Holckenhavn Fjord and the Ørbæk Å river valley were shaped during the Ice Age when a glacial tongue filled the entire Great Belt and the land surrounding it. Meltwater rivers flowed through tunnels under the ice and were so powerful that they carved valleys in the underlying soil.
Both Vindinge Å river and Ørbæk Å river flow into Holckenhavn Fjord. With the higher water level during the Stone Age, the fjord extended all the way to Bynkel in the Ørbæk Å river valley, and as far as Vindinge in the Vindinge Å river valley. However, following a slight land elevation and the build-up of sand, silt and peat from the two rivers and vegetation along the banks of the fjord, parts of the fjord have filled up over time.
There is tremendous biodiversity in the marshes and salt meadows of Holckenhavn Fjord, and orchids can be seen growing at the outlet of Ørbæk Å river. The fjord is an excellent area for bird watching, where there is an abundance of ducks, geese, swans, coots, etc.
You may also catch a glimpse of the osprey and other birds of prey, especially during the migration season. Grey herons and the marsh harrier also breed in the area.
Holckenhavn Fjord and the Ørbæk Å river valley are one of around 200 areas in Denmark of national geological interest.
In addition to the marked route, there are several other possible walks in the area. Starting out from the dam at Holckenhavn, you can choose to walk along Gl. Vindingevej to the marked path on the old railway to Vindinge Å river, and from there along the path to Vindinge. From Vindinge, walk along the public road through Rosilde to Bynkel and then back to Holckenhavn.

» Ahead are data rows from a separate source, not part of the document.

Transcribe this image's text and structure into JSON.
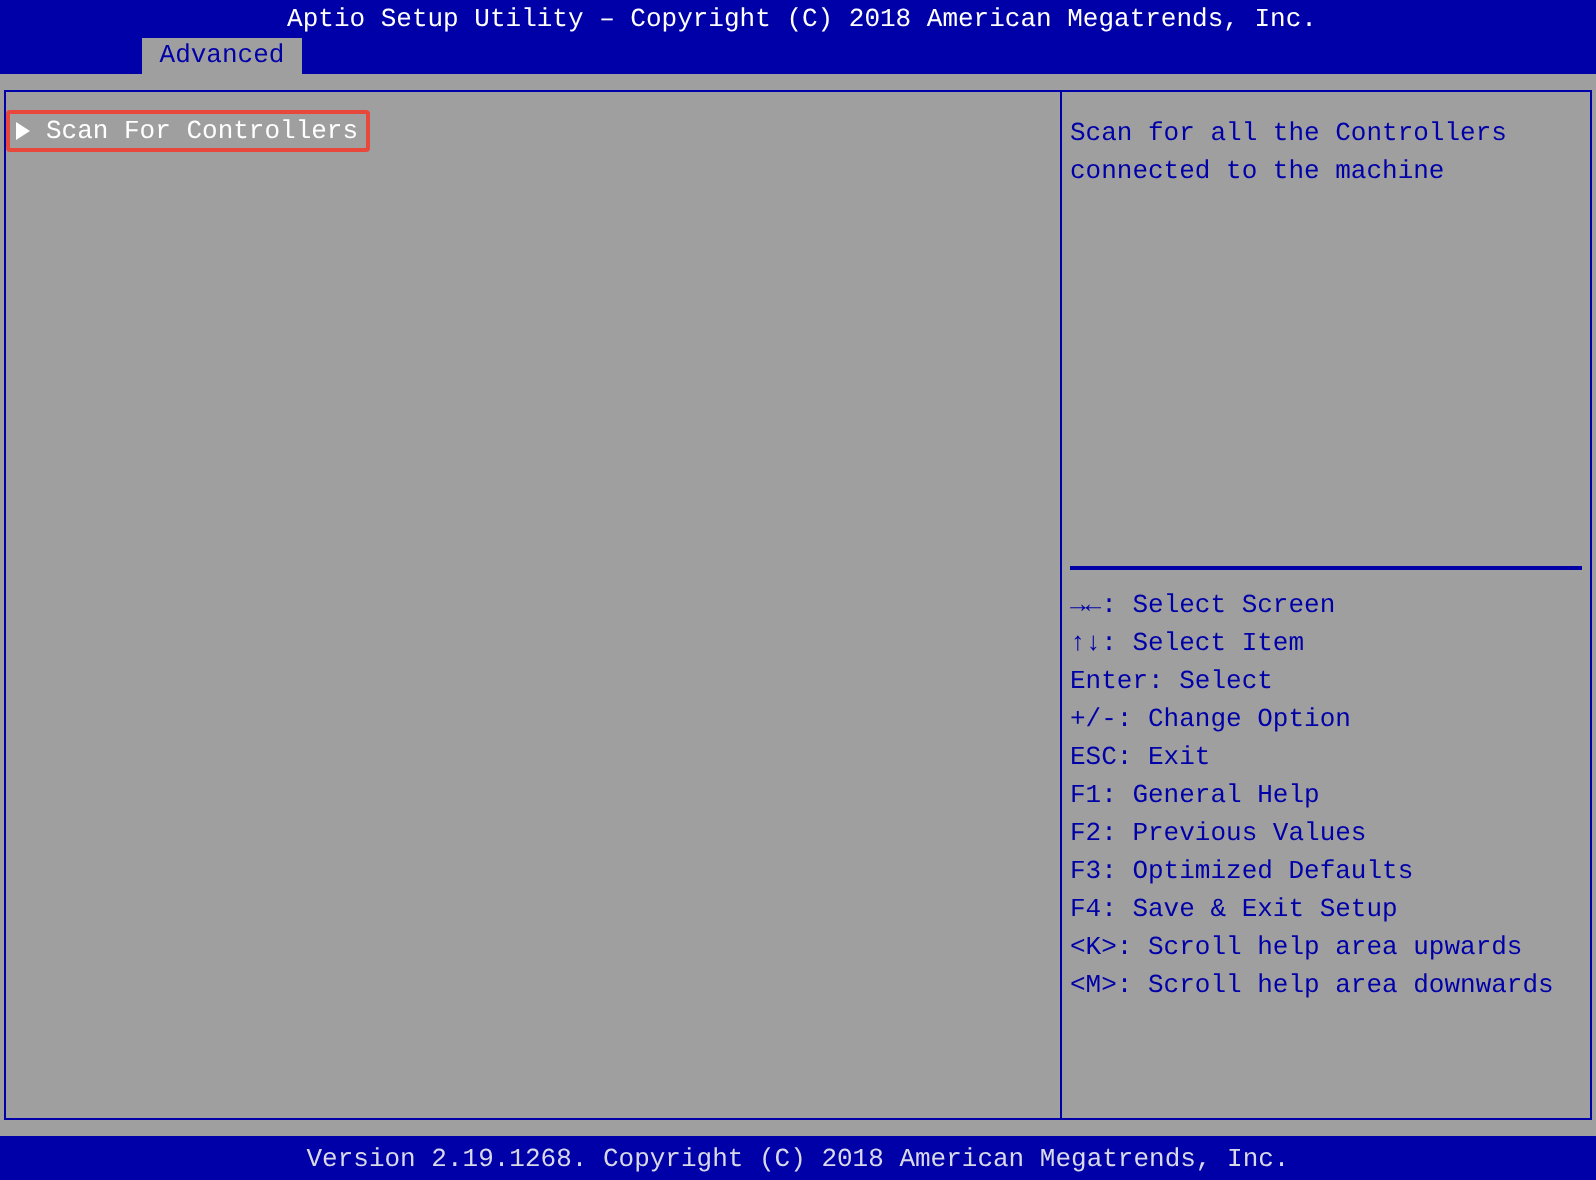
{
  "header": {
    "title": "Aptio Setup Utility – Copyright (C) 2018 American Megatrends, Inc.",
    "tabs": [
      {
        "label": "Advanced",
        "selected": true
      }
    ]
  },
  "menu": {
    "items": [
      {
        "label": "Scan For Controllers",
        "selected": true,
        "kind": "submenu"
      }
    ]
  },
  "help": {
    "description": "Scan for all the Controllers connected to the machine",
    "keys": [
      "**→←**: Select Screen",
      "**↑↓**: Select Item",
      "Enter: Select",
      "+/-: Change Option",
      "ESC: Exit",
      "F1: General Help",
      "F2: Previous Values",
      "F3: Optimized Defaults",
      "F4: Save & Exit Setup",
      "<K>: Scroll help area upwards",
      "<M>: Scroll help area downwards"
    ]
  },
  "footer": {
    "text": "Version 2.19.1268. Copyright (C) 2018 American Megatrends, Inc."
  }
}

There are several places in the area offering wonderful views of the fjord and river valley, where you can picture the Viking ships sailing up the fjord towards Vindinge and Gammelborg – the predecessor of Nyborg Castle – 1,000 years ago.